Borrowing not the answer
Porirua City Council’s Standard & Poor’s credit rating reflects the city’s ability to repay loans.
It doesn’t suggest or recommend the city should borrow more. The $6 million operating loss last year, and repeated inability to live within its own annual budgets and the 10-year plan, strongly suggests the council should borrow less.
Generally, most New Zealand councils score well – if a lender is unable to repay a loan, it can impose a special rate on ratepayers. So Standard & Poor’s is largely assessing Porirua ratepayers ability and willingness to meet a special rate.

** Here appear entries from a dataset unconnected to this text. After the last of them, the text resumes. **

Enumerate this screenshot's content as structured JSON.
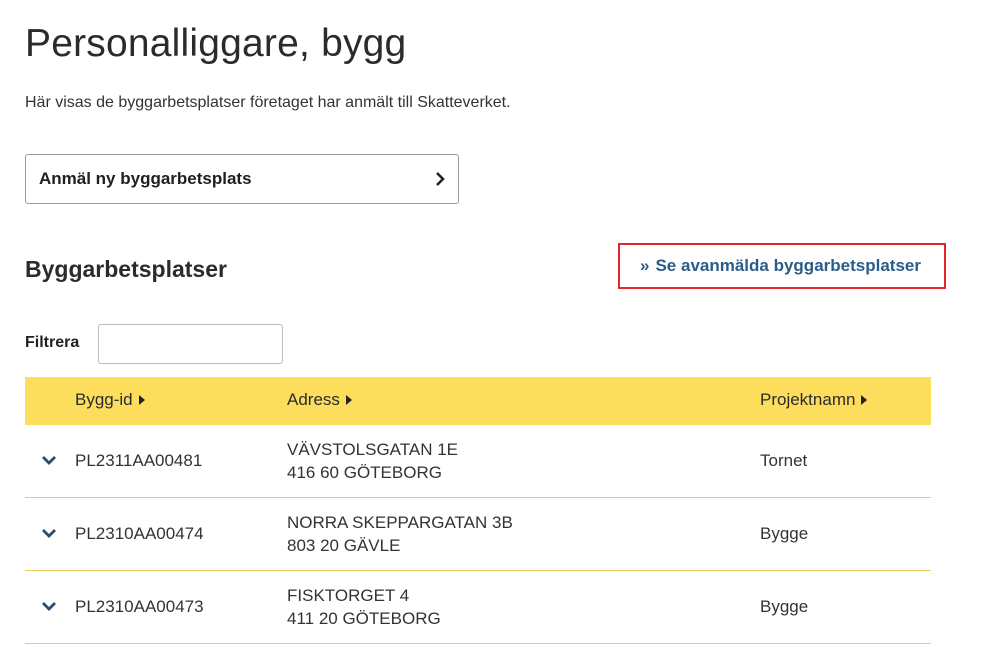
{
  "header": {
    "title": "Personalliggare, bygg",
    "intro": "Här visas de byggarbetsplatser företaget har anmält till Skatteverket."
  },
  "actions": {
    "new_site_label": "Anmäl ny byggarbetsplats",
    "deregistered_link": "Se avanmälda byggarbetsplatser"
  },
  "section": {
    "title": "Byggarbetsplatser"
  },
  "filter": {
    "label": "Filtrera",
    "value": ""
  },
  "table": {
    "columns": [
      "Bygg-id",
      "Adress",
      "Projektnamn"
    ],
    "rows": [
      {
        "id": "PL2311AA00481",
        "street": "VÄVSTOLSGATAN 1E",
        "postal": "416 60 GÖTEBORG",
        "project": "Tornet"
      },
      {
        "id": "PL2310AA00474",
        "street": "NORRA SKEPPARGATAN 3B",
        "postal": "803 20 GÄVLE",
        "project": "Bygge"
      },
      {
        "id": "PL2310AA00473",
        "street": "FISKTORGET 4",
        "postal": "411 20 GÖTEBORG",
        "project": "Bygge"
      }
    ]
  },
  "colors": {
    "accent": "#fddd5c",
    "link": "#2b5c8a",
    "highlight": "#e0262f"
  }
}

As ratepayers have passively accepted rates increases greater than inflation in 27 of the last 30 years, it’s a pretty good indication we could and would pay a special rate.
Why has our council sought a rating?
To borrow more money, of course. And why does it need to borrow more?
Because our rates are used to prop up the costs of buying property and land for the CBD revitalisation, the loss of rental income as tenants move out, loss of rate income (the council is paying rates to itself so no income), and interest costs on the funds being used.
Assets like roads, sewerage and stormwater are being permitted to deteriorate further, with bandaid fixes increasing asset life.
The council could be far more financially savvy, and Porirua a better place to live and have a business, without becoming part of a super-city. chose to yell out while hiding behind a group of others.
I noticed the instructor did not intervene or attempt to stop it.
By not doing so, he has encouraged it.
As a leader of the group it was his responsibility to ensure adequate behaviour (and safety) was maintained. He was not there just to collect membership fees.
Because the group contained members of all age groups, those members were also exposed to that ‘‘acceptance’’ of such behaviour.
For any other elderly person, child, teenager etc, it would be outright intimidation that was allowed to continue and possibly escalate.